---------- MATERIAL SUPPLIED ----------

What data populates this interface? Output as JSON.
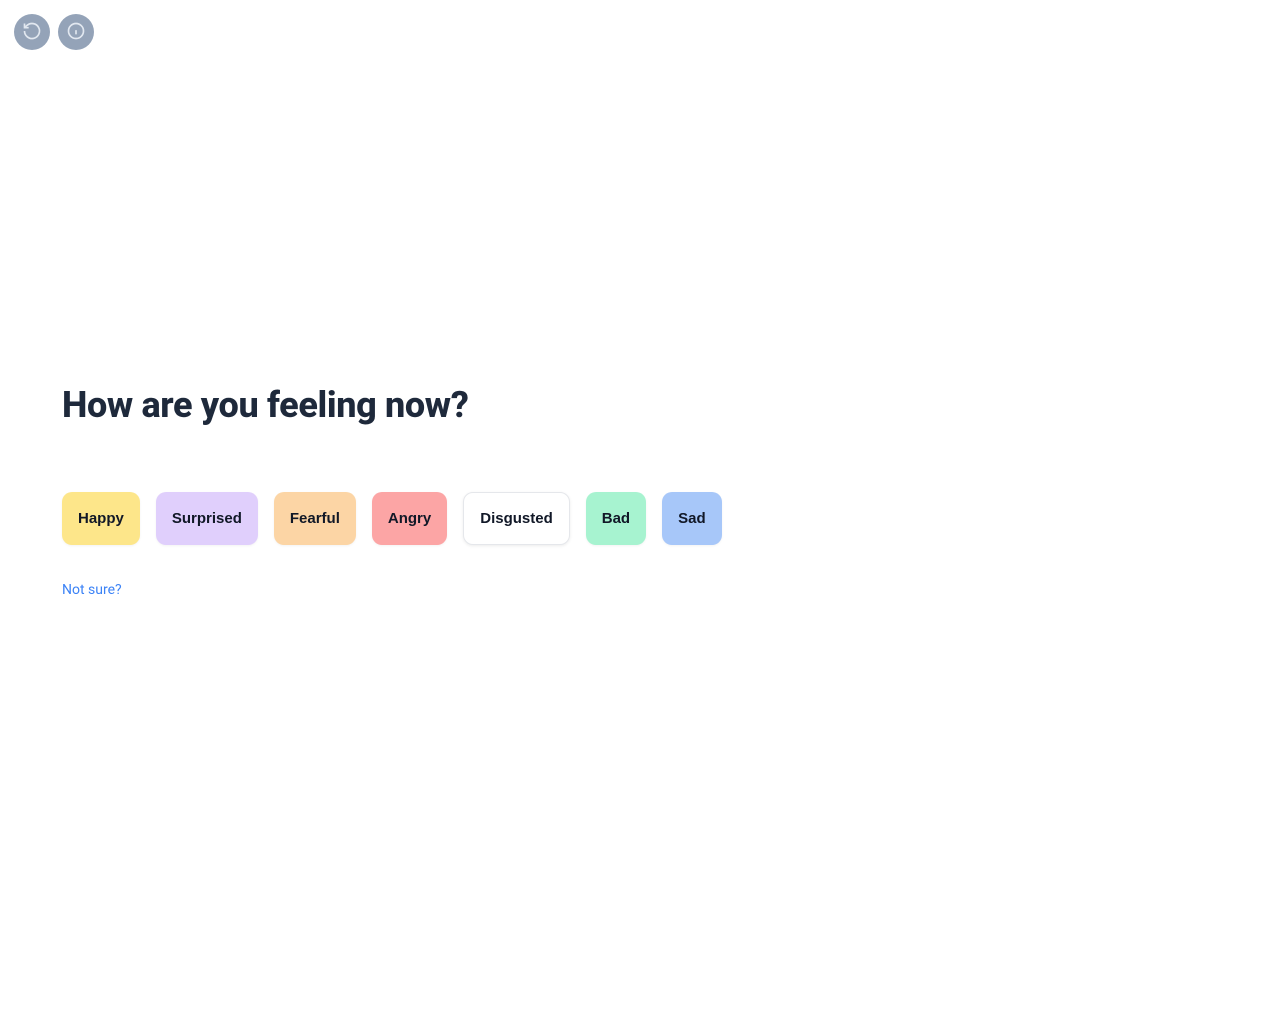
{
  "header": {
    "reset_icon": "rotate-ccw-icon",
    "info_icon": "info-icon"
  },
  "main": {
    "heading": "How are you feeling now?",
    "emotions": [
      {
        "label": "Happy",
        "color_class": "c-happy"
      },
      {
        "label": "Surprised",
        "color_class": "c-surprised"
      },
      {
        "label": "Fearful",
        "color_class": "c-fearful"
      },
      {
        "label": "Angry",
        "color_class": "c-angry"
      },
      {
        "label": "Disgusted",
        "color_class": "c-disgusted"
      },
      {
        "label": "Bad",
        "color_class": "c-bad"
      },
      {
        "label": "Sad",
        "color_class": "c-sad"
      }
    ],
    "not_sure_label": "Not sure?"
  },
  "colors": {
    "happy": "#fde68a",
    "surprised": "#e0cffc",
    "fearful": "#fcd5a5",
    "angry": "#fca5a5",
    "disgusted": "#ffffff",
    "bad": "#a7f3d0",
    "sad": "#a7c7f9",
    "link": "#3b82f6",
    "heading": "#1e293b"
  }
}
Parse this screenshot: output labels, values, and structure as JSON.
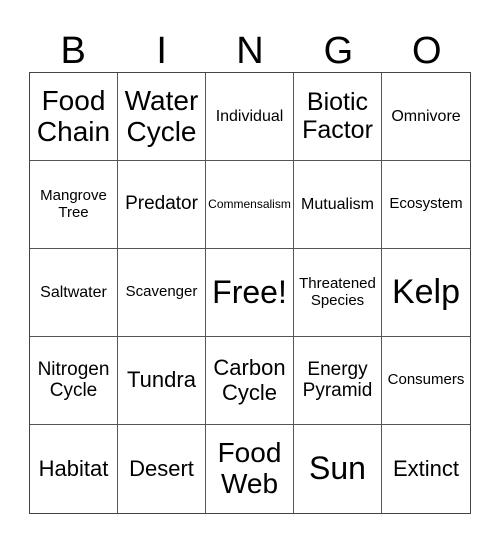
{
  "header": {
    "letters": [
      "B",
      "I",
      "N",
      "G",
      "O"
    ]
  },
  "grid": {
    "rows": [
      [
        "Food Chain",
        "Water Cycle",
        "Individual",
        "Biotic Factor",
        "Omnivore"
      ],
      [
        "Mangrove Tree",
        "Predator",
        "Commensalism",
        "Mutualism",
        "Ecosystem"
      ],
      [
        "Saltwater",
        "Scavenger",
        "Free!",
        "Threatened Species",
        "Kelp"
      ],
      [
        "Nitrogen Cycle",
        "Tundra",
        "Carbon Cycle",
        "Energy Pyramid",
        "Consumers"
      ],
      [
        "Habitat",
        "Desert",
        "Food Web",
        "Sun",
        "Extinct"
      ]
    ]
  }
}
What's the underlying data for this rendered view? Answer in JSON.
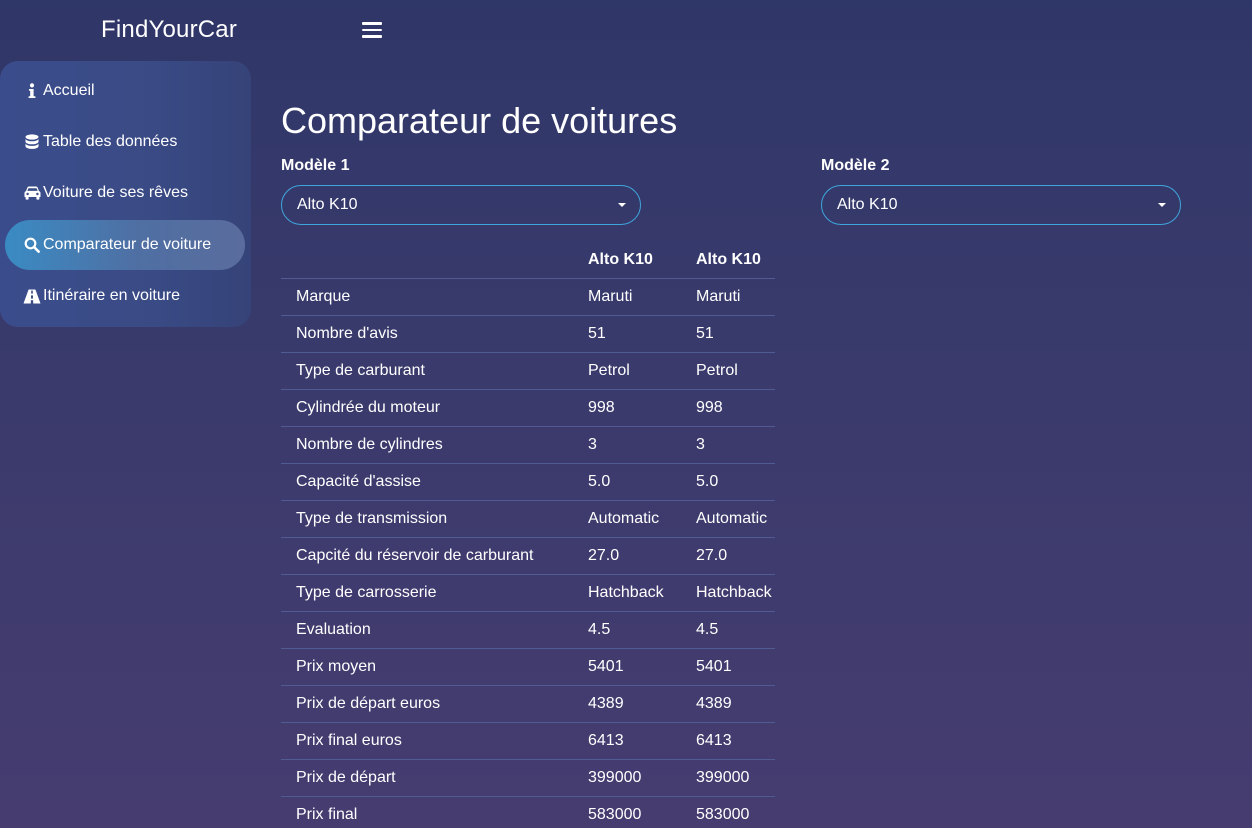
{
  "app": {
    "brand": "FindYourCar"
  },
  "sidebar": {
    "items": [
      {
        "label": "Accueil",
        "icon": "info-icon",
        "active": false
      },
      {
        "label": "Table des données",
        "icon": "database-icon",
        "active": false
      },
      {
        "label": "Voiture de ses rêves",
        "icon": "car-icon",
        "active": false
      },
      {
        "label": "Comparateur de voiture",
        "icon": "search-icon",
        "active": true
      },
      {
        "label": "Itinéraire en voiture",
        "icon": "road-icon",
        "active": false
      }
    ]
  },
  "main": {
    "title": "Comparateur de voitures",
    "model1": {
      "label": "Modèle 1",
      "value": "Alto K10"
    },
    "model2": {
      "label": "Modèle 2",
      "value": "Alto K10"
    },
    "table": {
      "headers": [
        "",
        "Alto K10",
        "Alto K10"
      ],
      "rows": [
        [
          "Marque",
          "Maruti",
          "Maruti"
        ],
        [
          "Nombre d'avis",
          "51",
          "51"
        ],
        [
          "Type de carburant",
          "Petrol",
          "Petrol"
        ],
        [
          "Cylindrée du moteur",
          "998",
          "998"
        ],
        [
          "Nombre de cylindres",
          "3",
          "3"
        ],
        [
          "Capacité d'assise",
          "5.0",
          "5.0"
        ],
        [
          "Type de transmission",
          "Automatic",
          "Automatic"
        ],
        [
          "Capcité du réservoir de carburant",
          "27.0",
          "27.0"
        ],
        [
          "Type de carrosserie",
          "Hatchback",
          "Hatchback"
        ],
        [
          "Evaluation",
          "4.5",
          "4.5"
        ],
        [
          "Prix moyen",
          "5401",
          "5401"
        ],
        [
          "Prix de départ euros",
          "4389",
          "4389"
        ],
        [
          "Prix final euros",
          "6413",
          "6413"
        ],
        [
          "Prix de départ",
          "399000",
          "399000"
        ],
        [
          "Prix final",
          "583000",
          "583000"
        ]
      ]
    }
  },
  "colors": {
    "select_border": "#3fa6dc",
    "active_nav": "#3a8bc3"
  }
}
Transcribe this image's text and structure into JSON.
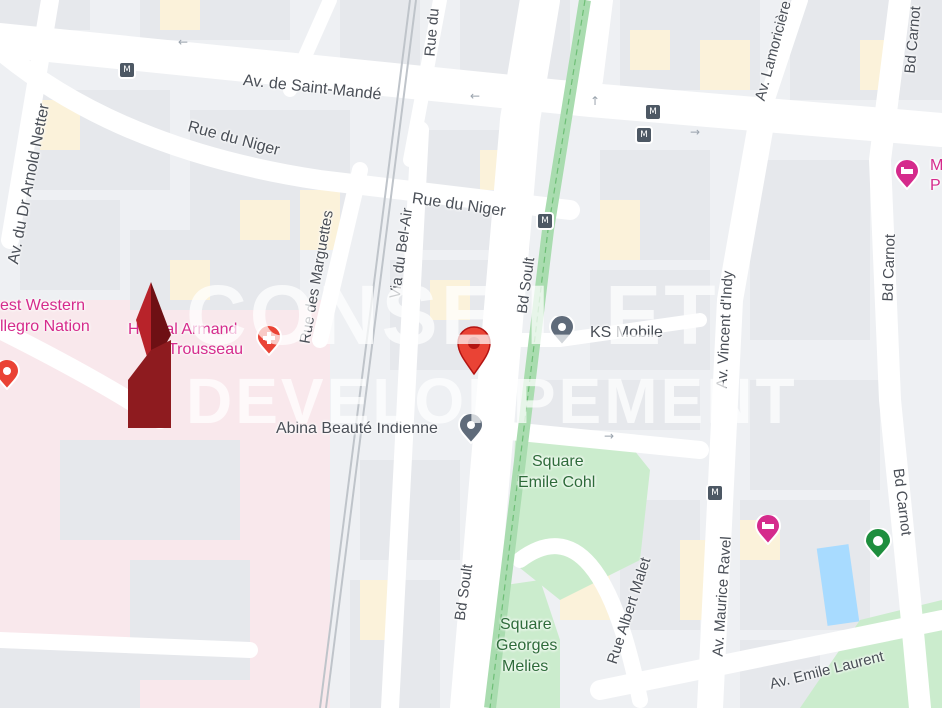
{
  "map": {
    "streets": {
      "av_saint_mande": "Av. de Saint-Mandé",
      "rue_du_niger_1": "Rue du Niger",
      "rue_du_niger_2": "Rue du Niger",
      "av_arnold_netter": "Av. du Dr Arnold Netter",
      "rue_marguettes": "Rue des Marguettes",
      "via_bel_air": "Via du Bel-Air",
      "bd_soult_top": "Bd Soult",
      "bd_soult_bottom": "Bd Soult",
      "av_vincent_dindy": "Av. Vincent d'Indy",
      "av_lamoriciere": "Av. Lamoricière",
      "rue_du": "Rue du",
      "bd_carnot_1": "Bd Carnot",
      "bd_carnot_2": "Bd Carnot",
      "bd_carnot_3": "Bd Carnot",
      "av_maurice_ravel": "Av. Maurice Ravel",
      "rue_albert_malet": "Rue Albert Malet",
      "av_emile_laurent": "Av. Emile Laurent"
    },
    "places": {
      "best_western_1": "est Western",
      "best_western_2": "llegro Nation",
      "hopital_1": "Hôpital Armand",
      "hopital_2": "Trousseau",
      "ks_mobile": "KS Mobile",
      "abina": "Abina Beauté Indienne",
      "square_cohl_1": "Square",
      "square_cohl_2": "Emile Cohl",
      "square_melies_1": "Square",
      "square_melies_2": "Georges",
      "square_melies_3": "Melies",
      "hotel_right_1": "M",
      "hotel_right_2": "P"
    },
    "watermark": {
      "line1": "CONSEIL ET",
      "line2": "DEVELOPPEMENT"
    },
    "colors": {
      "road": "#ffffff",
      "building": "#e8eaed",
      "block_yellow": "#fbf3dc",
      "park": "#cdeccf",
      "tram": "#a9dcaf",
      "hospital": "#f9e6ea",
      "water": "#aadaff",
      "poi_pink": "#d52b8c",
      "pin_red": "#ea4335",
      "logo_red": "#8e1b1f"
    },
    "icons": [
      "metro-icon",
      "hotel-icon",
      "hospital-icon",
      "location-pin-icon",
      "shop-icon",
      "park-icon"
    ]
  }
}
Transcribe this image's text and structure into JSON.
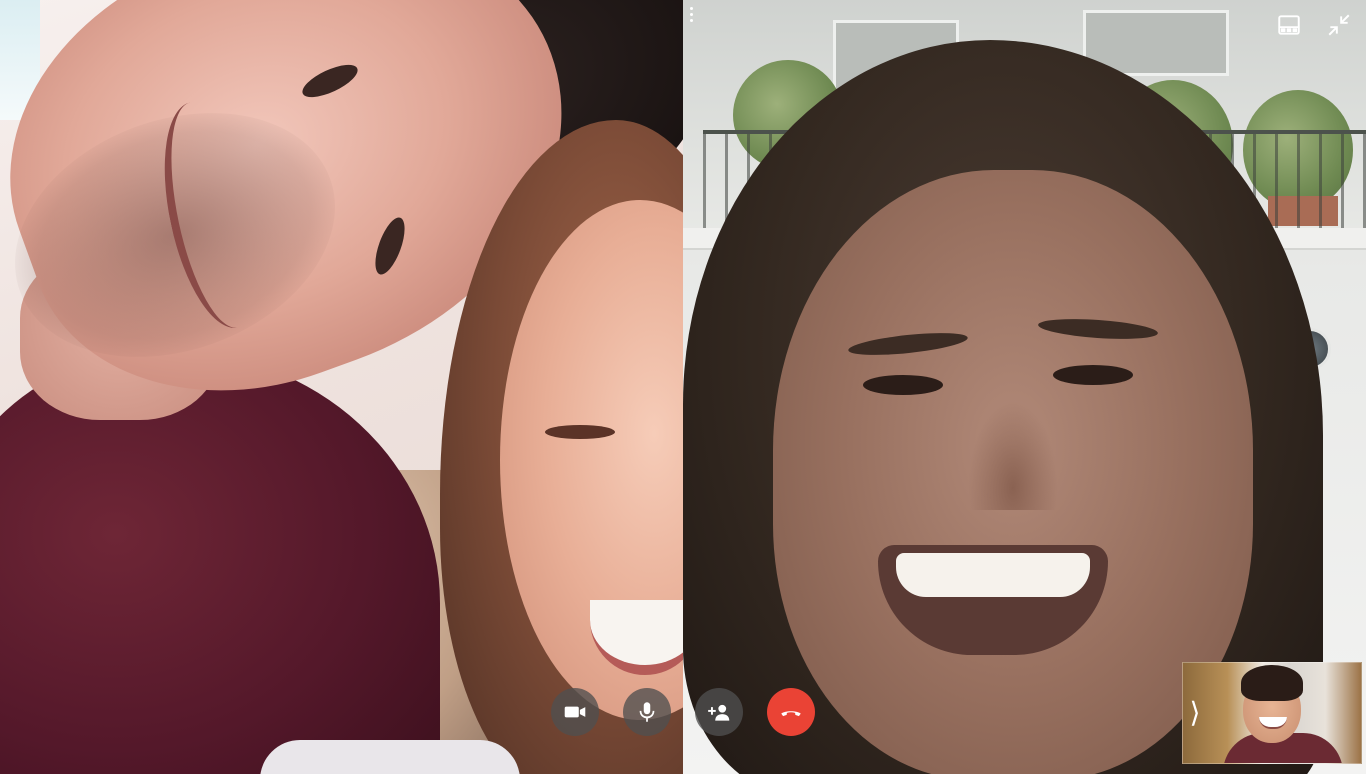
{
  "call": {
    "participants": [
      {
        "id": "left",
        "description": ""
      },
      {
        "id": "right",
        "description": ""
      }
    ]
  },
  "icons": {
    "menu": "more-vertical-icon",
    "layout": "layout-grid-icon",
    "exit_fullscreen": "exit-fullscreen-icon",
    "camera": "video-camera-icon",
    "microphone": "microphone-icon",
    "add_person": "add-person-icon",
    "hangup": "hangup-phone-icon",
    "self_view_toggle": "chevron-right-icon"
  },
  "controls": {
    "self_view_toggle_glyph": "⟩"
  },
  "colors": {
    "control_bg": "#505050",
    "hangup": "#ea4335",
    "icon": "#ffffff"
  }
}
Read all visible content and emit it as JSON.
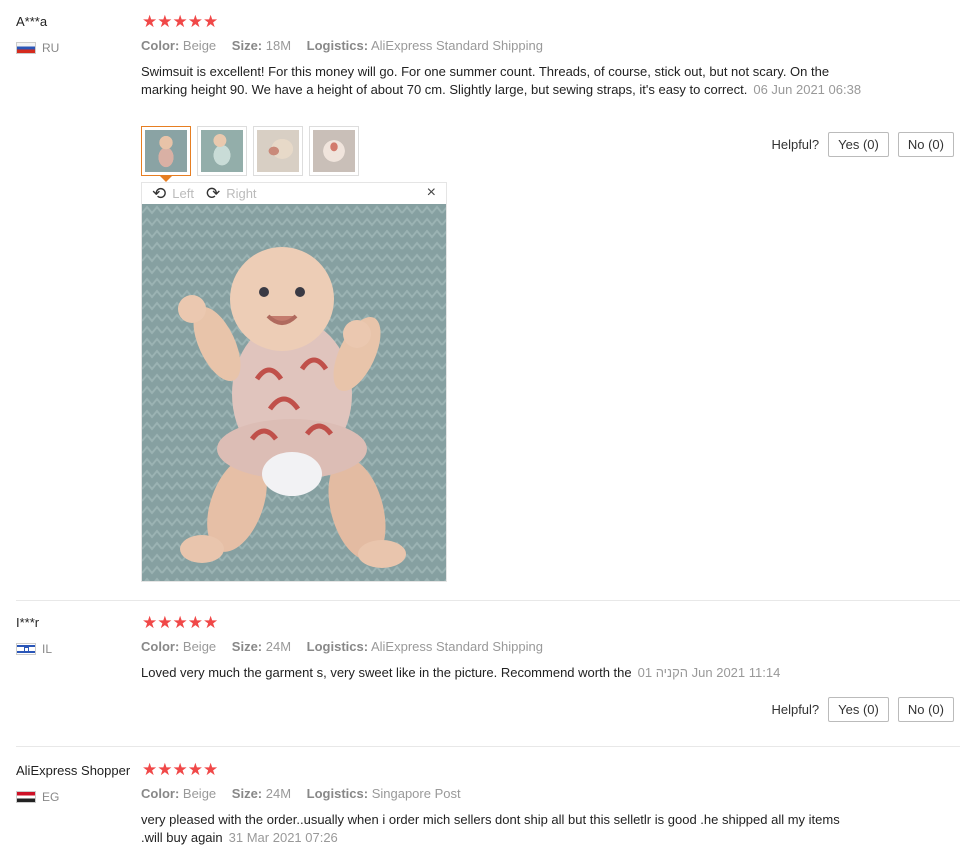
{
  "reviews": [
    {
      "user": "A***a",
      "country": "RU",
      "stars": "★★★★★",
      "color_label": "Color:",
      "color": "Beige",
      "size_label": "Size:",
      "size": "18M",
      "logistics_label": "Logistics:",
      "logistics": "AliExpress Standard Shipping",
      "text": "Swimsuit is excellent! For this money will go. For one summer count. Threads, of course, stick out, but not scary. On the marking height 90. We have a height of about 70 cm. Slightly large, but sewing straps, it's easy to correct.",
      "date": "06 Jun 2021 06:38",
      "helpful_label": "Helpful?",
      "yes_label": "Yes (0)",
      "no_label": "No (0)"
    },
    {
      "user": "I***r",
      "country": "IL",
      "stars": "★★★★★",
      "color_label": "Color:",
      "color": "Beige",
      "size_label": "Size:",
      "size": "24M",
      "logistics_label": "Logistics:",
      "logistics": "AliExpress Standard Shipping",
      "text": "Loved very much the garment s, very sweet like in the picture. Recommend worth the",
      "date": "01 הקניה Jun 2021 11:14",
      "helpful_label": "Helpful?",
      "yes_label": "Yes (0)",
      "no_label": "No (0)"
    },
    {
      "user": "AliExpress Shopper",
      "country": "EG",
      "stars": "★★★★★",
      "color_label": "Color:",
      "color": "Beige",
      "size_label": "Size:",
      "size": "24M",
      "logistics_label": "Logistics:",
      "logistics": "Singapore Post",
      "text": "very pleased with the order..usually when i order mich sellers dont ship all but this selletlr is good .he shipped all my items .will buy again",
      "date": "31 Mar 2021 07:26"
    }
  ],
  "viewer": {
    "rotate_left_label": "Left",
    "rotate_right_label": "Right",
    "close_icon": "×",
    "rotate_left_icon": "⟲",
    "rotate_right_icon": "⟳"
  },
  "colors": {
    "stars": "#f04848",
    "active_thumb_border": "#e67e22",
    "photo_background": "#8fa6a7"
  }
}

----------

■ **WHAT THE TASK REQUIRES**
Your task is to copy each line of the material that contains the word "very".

■ **RESULT OF THE EXERCISE**
      "text": "Loved very much the garment s, very sweet like in the picture. Recommend worth the",
      "text": "very pleased with the order..usually when i order mich sellers dont ship all but this selletlr is good .he shipped all my items .will buy again",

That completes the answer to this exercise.